Format

Send to

Choose Destination
Sci Rep. 2015 Jun 8;5:10853. doi: 10.1038/srep10853.

Mitochondrial Genomes of Giant Deers Suggest their Late Survival in Central Europe.

Author information

1
Institute for Archaeological Sciences, Archaeo- and Palaeogenetics, University of Tübingen, Tübingen, Germany.
2
Department of Geosciences, Palaeobiology, University of Tübingen, Tübingen, Germany.
3
Institute of Clinical Molecular Biology, Kiel University, Kiel, Germany.
4
State Office for Cultural Heritage Baden-Wuerttemberg, Berliner Straße 12, D-73728 Esslingen, Germany.
5
Institute for Archaeological Sciences, Archaeozoology, University of Tübingen, Tübingen, Germany.
6
1] Institute for Archaeological Sciences, Archaeo- and Palaeogenetics, University of Tübingen, Tübingen, Germany [2] Max Planck Institute for the Science of Human History, Khalaische Straße 10, 07745 Jena, Germany.
7
1] Institute for Archaeological Sciences, Archaeo- and Palaeogenetics, University of Tübingen, Tübingen, Germany [2] Max Planck Institute for the Science of Human History, Khalaische Straße 10, 07745 Jena, Germany [3] Senckenberg Centre for Human Evolution and Palaeoenvironment, University of Tübingen, Tübingen, Germany.

Abstract

The giant deer Megaloceros giganteus is among the most fascinating Late Pleistocene Eurasian megafauna that became extinct at the end of the last ice age.
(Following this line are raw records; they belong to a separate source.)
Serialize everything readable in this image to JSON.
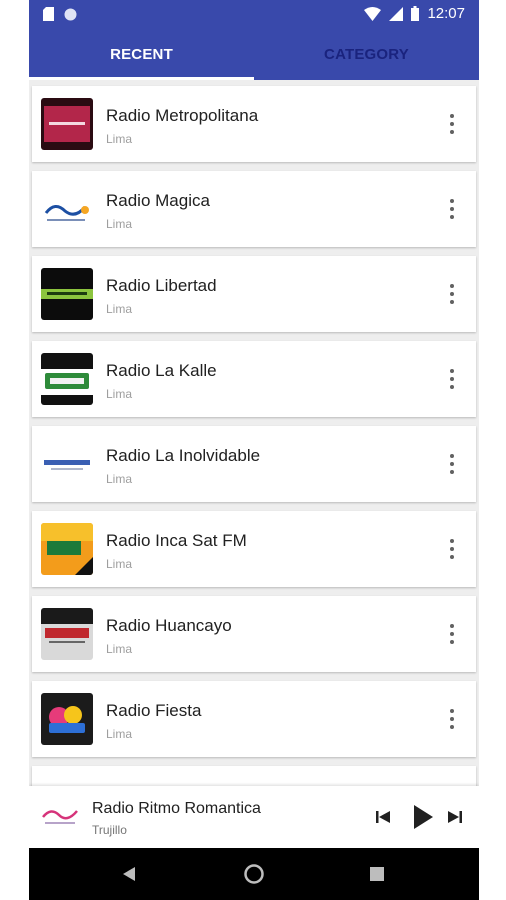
{
  "status_bar": {
    "time": "12:07",
    "icons": [
      "sd-card-icon",
      "circle-icon",
      "wifi-icon",
      "signal-icon",
      "battery-icon"
    ]
  },
  "tabs": [
    {
      "label": "RECENT",
      "selected": true
    },
    {
      "label": "CATEGORY",
      "selected": false
    }
  ],
  "stations": [
    {
      "name": "Radio Metropolitana",
      "city": "Lima",
      "logo": "metropolitana-logo"
    },
    {
      "name": "Radio Magica",
      "city": "Lima",
      "logo": "magica-logo"
    },
    {
      "name": "Radio Libertad",
      "city": "Lima",
      "logo": "libertad-logo"
    },
    {
      "name": "Radio La Kalle",
      "city": "Lima",
      "logo": "la-kalle-logo"
    },
    {
      "name": "Radio La Inolvidable",
      "city": "Lima",
      "logo": "la-inolvidable-logo"
    },
    {
      "name": "Radio Inca Sat FM",
      "city": "Lima",
      "logo": "inca-sat-logo"
    },
    {
      "name": "Radio Huancayo",
      "city": "Lima",
      "logo": "huancayo-logo"
    },
    {
      "name": "Radio Fiesta",
      "city": "Lima",
      "logo": "fiesta-logo"
    }
  ],
  "player": {
    "title": "Radio Ritmo Romantica",
    "subtitle": "Trujillo",
    "controls": [
      "skip-previous-icon",
      "play-icon",
      "skip-next-icon"
    ]
  },
  "colors": {
    "primary": "#3949ab",
    "tab_inactive": "#1a237e",
    "background": "#eeeeee"
  }
}
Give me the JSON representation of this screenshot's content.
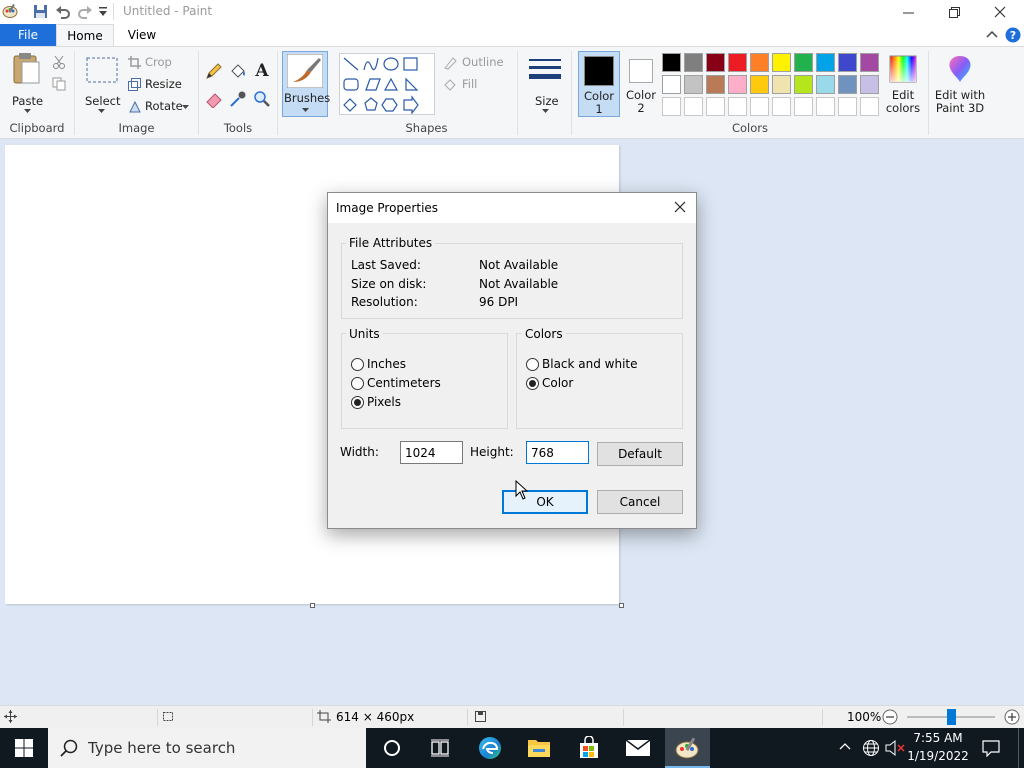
{
  "window": {
    "title": "Untitled - Paint"
  },
  "ribbon": {
    "tabs": [
      "File",
      "Home",
      "View"
    ],
    "clipboard": {
      "paste": "Paste",
      "group": "Clipboard"
    },
    "image": {
      "select": "Select",
      "crop": "Crop",
      "resize": "Resize",
      "rotate": "Rotate",
      "group": "Image"
    },
    "tools": {
      "group": "Tools"
    },
    "brushes": {
      "label": "Brushes"
    },
    "shapes": {
      "outline": "Outline",
      "fill": "Fill",
      "group": "Shapes"
    },
    "size": {
      "label": "Size"
    },
    "colors": {
      "color1": "Color 1",
      "color2": "Color 2",
      "group": "Colors",
      "edit_colors": "Edit colors",
      "edit_with": "Edit with Paint 3D",
      "color1_value": "#000000",
      "color2_value": "#ffffff",
      "palette_row1": [
        "#000000",
        "#7f7f7f",
        "#880015",
        "#ed1c24",
        "#ff7f27",
        "#fff200",
        "#22b14c",
        "#00a2e8",
        "#3f48cc",
        "#a349a4"
      ],
      "palette_row2": [
        "#ffffff",
        "#c3c3c3",
        "#b97a57",
        "#ffaec9",
        "#ffc90e",
        "#efe4b0",
        "#b5e61d",
        "#99d9ea",
        "#7092be",
        "#c8bfe7"
      ]
    }
  },
  "dialog": {
    "title": "Image Properties",
    "file_attributes": {
      "legend": "File Attributes",
      "rows": [
        {
          "label": "Last Saved:",
          "value": "Not Available"
        },
        {
          "label": "Size on disk:",
          "value": "Not Available"
        },
        {
          "label": "Resolution:",
          "value": "96 DPI"
        }
      ]
    },
    "units": {
      "legend": "Units",
      "options": [
        "Inches",
        "Centimeters",
        "Pixels"
      ],
      "selected": "Pixels"
    },
    "colors": {
      "legend": "Colors",
      "options": [
        "Black and white",
        "Color"
      ],
      "selected": "Color"
    },
    "width_label": "Width:",
    "width_value": "1024",
    "height_label": "Height:",
    "height_value": "768",
    "default_button": "Default",
    "ok_button": "OK",
    "cancel_button": "Cancel"
  },
  "statusbar": {
    "canvas_size": "614 × 460px",
    "zoom": "100%",
    "zoom_fraction": 0.5
  },
  "taskbar": {
    "search_placeholder": "Type here to search",
    "time": "7:55 AM",
    "date": "1/19/2022"
  }
}
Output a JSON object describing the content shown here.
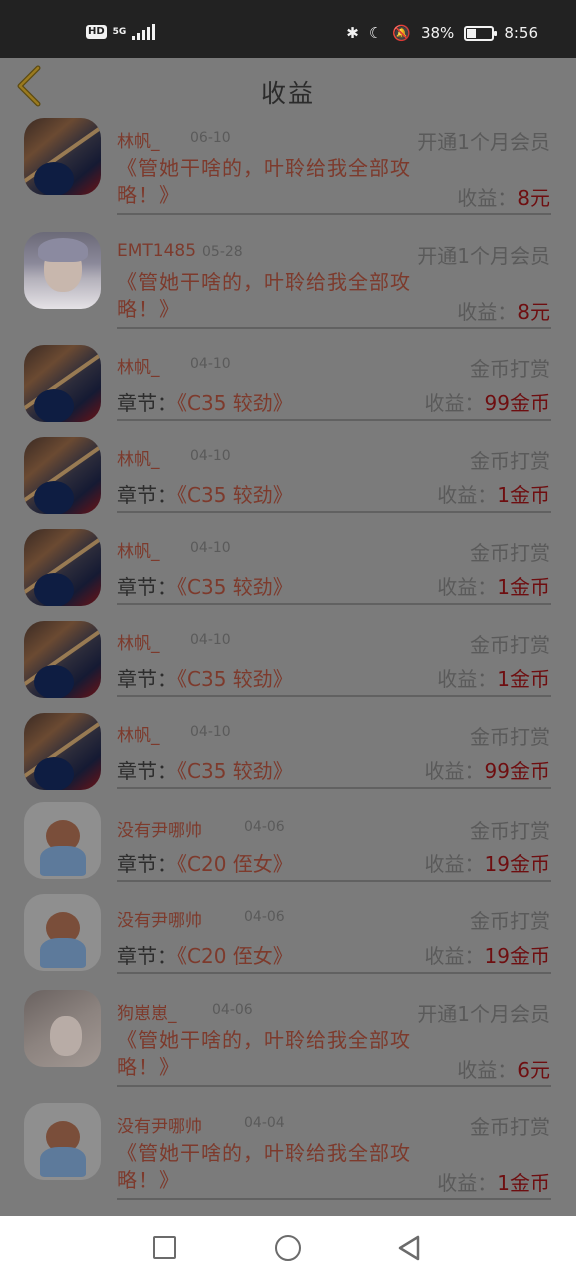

Important questions persist regarding its phylogenetic relationship to contemporary taxa and the reasons for its extinction. We analyzed two large ancient cervid bone fragments recovered from cave sites in the Swabian Jura (Baden-Württemberg, Germany) dated to 12,000 years ago. Using hybridization capture in combination with next generation sequencing, we were able to reconstruct nearly complete mitochondrial genomes from both specimens. Both mtDNAs cluster phylogenetically with fallow deer and show high similarity to previously studied partial Megaloceros giganteus DNA from Kamyshlov in western Siberia and Killavullen in Ireland. The unexpected presence of Megaloceros giganteus in Southern Germany after the Ice Age suggests a later survival in Central Europe than previously proposed. The complete mtDNAs provide strong phylogenetic support for a Dama-Megaloceros clade. Furthermore, isotope analyses support an increasing competition between giant deer, red deer, and reindeer after the Last Glacial Maximum, which might have contributed to the extinction of Megaloceros in Central Europe.

PMID:
26052672
PMCID:
PMC4459102
DOI:
10.1038/srep10853
[Indexed for MEDLINE]
Free PMC Article

Supplemental Content

Full text links

Icon for Nature Publishing Group Icon for PubMed Central
Loading ...
Support Center